_WHAT IS BEING ASKED_
Copy every line below that has the word "text" in it.

_SUPPLIED INFORMATION_
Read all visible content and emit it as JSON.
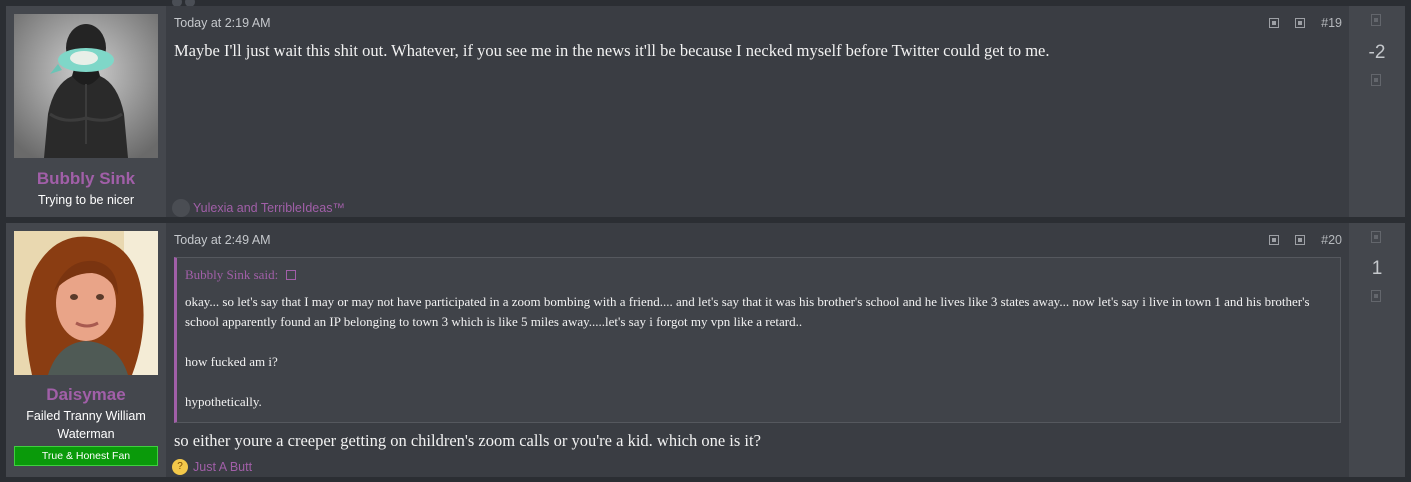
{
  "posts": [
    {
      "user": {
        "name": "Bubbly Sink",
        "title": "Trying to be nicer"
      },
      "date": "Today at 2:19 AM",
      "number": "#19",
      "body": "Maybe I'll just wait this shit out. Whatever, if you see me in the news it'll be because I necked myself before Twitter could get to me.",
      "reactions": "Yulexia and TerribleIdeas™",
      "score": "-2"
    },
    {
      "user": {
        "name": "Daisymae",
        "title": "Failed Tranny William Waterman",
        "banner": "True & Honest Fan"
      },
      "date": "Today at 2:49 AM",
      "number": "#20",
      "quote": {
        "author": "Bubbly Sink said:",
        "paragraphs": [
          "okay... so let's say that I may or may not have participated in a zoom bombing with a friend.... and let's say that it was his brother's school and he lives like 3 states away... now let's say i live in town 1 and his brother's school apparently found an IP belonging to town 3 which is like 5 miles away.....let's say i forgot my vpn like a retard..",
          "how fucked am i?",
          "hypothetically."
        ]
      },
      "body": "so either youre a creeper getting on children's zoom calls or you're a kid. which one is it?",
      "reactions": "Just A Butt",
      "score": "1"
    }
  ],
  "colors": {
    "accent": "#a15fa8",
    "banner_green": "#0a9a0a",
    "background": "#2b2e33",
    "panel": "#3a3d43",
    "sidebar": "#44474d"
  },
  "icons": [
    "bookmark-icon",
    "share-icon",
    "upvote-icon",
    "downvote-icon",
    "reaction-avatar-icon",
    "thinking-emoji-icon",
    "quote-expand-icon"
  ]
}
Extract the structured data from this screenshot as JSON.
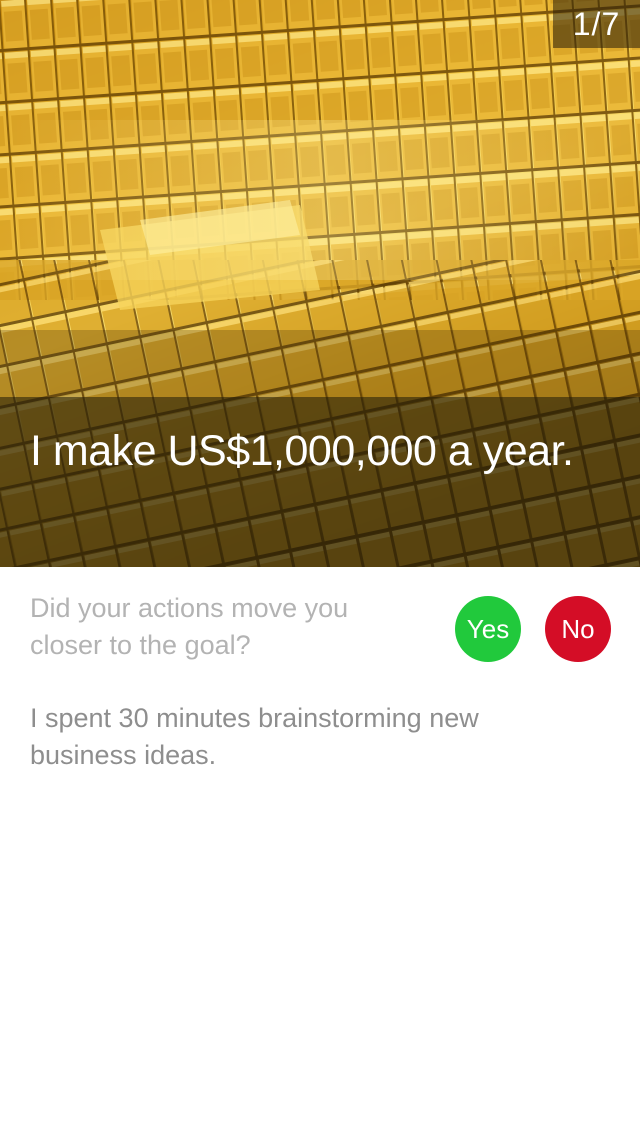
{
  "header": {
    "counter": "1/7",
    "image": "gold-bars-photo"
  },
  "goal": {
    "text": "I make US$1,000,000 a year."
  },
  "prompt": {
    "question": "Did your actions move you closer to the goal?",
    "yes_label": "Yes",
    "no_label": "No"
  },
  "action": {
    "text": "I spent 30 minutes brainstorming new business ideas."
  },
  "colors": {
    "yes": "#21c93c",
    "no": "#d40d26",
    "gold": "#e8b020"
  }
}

_OUTPUT FOR THIS EXERCISE_
    "text": "I make US$1,000,000 a year."
    "text": "I spent 30 minutes brainstorming new business ideas."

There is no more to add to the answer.